To deal with the extra technical challenges of providing images for both eyes of user, the Google Glass 2 patent application focuses "on a system and method for sensing alignment between eye pieces of a binocular head-mounted display (HMD)," reported Patent Bolt. That system, which appears to use laser alignment sensors that will allow the glasses to fit different-sized heads, is apparently part of the patent application.
"For example, if a binocular HMD is too narrow for a given user's head, the user's head will assert outward forces on each of the ear arms of the binocular HMD causing the ear arms to spread, thereby flexing the frontal display section about the nose bridge," the article states. "To a lesser extent, the opposite effect, by the ears applying an inward compressing force to the ear arms, can occur if the user's head is too narrow.
"Additionally, if the user's ears are not symmetrical (i.e., one ear is higher than the other), a torsion force (or twisting) can be applied to the ear arms causing the left and right sides of the binocular HMD to twist about the nose bridge. Both of these rotational deformations can result in misalignment between the right and left displays of a binocular HMD," the article continued.
Talk of a Google Glass successor is intriguing, especially because the development of the original Glass version is still continuing in earnest.
Earlier this month, Google announced that it is expanding its Google Glass testing pool to get more testers and collect additional input for the still-evolving project. The company is inviting interested applicants to submit proposals through Feb. 27 for a chance to buy an early model and become a part of its continuing development.
So far, Glass has only been available to developers who attended the annual Google I/O Conference in June 2012, where the devices were unveiled officially. Those developers were given the first chances to buy the first "Explorer Edition" units of the product for $1,500 each when they are offered for sale this year.
Now, though, Google is ready to expand the testing to the general public, with some conditions, according to the company. The biggest caveat is that participants who are chosen would first have to buy a set of Glass for $1,500 plus taxes.
As part of the expanded testing program, Google also unveiled some cool new details about Glass through a brief video that explores some of its early capabilities.

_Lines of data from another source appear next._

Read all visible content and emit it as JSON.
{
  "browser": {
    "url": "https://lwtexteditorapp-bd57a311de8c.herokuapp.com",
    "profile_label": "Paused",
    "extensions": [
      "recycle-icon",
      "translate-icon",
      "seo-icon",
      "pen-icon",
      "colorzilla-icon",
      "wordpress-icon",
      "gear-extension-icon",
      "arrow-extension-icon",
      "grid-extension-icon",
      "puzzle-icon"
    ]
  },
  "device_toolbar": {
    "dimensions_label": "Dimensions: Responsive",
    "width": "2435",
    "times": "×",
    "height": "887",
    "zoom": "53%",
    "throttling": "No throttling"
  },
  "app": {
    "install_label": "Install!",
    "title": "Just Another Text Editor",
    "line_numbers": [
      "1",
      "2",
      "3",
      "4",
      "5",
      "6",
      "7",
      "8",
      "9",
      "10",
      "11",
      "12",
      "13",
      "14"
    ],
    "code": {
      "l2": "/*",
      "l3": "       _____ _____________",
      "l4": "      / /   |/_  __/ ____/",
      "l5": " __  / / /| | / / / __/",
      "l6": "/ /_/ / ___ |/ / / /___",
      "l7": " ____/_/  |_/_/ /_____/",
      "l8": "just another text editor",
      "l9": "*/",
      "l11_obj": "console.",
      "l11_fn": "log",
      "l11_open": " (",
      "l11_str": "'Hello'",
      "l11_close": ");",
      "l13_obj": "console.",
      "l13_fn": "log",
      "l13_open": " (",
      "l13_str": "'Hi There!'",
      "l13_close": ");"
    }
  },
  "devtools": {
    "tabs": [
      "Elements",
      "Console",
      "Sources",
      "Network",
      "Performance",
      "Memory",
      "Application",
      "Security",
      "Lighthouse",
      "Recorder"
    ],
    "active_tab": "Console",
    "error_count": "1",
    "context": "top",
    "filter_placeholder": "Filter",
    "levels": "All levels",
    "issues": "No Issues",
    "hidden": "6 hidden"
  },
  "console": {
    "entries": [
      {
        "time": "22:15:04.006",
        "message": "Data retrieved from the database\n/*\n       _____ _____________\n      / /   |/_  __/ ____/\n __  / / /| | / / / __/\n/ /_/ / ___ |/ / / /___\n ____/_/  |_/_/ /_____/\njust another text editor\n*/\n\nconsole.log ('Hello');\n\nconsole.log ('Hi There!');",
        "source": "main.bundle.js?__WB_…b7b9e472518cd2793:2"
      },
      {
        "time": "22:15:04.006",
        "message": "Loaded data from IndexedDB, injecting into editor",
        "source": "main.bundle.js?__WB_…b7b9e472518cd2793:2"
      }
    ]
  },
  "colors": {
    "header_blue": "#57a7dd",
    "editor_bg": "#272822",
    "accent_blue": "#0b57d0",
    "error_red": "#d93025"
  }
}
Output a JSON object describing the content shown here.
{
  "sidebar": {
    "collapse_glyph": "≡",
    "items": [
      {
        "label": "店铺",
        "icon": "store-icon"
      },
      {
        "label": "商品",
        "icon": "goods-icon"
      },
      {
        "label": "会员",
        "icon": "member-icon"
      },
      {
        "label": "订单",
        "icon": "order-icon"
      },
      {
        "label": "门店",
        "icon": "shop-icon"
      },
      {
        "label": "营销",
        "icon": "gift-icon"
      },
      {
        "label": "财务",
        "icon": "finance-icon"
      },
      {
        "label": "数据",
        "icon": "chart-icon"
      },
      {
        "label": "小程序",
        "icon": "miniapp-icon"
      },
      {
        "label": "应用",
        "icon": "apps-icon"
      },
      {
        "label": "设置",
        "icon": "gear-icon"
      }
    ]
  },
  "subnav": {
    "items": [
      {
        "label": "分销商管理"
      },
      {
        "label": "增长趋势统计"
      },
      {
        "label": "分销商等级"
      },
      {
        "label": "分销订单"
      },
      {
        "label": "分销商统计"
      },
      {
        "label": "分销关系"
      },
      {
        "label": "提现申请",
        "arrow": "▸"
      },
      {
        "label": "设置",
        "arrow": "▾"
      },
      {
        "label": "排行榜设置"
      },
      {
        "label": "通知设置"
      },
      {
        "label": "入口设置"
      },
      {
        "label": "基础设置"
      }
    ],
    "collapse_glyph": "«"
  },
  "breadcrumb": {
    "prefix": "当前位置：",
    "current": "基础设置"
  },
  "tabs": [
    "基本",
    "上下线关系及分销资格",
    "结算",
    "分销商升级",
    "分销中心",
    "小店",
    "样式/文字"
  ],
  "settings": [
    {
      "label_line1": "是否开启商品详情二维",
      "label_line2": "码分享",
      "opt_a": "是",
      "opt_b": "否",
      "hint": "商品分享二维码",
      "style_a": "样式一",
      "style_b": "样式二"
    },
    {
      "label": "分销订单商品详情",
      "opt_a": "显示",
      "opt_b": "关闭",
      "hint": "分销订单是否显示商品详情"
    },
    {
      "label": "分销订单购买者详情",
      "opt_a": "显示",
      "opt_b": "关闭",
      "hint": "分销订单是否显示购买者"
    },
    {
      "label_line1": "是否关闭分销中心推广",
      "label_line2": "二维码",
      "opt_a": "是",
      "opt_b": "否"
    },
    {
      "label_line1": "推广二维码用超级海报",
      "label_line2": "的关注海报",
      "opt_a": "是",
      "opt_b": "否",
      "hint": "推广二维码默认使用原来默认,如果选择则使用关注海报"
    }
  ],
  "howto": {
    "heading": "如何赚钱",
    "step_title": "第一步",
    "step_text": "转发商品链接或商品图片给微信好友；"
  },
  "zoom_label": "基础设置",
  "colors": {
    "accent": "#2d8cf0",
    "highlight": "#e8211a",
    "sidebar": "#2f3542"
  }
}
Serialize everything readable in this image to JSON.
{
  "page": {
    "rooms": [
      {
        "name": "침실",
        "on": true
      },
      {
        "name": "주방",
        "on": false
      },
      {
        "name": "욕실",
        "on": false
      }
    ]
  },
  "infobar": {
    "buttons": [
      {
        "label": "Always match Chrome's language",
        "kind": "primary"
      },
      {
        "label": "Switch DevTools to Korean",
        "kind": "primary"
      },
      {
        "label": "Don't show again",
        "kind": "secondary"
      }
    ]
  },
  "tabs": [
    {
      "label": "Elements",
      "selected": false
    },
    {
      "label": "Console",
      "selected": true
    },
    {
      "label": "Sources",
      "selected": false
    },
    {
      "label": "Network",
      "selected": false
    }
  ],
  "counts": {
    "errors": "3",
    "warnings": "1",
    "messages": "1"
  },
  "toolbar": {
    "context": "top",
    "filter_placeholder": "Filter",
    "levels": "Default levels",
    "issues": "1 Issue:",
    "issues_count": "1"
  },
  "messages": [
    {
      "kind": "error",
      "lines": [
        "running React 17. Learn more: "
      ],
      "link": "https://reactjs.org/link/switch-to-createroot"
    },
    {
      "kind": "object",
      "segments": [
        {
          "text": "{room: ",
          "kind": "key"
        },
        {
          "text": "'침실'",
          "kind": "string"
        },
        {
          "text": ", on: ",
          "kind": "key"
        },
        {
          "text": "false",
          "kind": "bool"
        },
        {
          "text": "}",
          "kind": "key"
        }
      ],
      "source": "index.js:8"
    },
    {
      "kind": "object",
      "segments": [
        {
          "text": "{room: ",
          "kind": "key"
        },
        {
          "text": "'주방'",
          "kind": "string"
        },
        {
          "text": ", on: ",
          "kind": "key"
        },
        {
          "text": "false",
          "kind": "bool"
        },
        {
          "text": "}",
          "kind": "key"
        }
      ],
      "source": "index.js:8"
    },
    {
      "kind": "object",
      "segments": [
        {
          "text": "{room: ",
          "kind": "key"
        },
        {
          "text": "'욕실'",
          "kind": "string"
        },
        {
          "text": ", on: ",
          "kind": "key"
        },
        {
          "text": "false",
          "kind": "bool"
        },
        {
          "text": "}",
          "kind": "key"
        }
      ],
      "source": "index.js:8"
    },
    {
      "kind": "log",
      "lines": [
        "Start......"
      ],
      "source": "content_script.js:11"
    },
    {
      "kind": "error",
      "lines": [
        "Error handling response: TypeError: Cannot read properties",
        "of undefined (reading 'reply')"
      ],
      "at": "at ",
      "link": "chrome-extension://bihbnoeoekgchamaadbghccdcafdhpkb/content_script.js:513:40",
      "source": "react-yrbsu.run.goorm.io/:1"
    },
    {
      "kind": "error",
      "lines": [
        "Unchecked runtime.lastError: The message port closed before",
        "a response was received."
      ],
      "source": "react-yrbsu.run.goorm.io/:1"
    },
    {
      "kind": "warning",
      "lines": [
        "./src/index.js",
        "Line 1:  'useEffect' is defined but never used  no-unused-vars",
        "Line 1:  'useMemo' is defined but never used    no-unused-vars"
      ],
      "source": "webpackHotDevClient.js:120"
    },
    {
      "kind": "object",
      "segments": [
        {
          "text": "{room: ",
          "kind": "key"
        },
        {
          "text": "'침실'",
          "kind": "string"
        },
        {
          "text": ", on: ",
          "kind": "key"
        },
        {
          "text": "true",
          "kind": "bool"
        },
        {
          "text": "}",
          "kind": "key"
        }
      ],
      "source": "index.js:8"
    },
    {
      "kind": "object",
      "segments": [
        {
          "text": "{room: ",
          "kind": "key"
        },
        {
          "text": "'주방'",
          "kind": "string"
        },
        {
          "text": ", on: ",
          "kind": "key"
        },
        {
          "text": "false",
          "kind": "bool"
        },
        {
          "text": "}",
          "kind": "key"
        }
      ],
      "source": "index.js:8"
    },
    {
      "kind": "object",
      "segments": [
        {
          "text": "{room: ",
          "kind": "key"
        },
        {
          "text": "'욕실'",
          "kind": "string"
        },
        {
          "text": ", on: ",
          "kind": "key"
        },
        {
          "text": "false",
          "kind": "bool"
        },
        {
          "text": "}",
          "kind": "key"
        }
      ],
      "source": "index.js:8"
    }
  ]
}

Google recently held two "hackathon" events in New York City and San Francisco as part of its "Glass Foundry" program to collect developer input for the devices with an emphasis on developing the Google Mirror API. Attendees were given access to a Glass device for use and testing.
The company will also hold a Building New Experiences with Glass session March 11 at the South by Southwest (SXSW) conference to further the project's development.
Google also recently unveiled that the Glass devices will transmit sound to its users via vibrations through human bones rather than relying on traditional speakers.
The basic components of Glass feature an Android-powered display, a tiny Webcam, a GPS locator and an Internet connection node built into one side of a pair of glasses. The glasses are lightweight and may or may not have lenses.
An actual Google Glass device was spotted in public Jan. 21 being used by Google co-founder Brin on a New York subway train.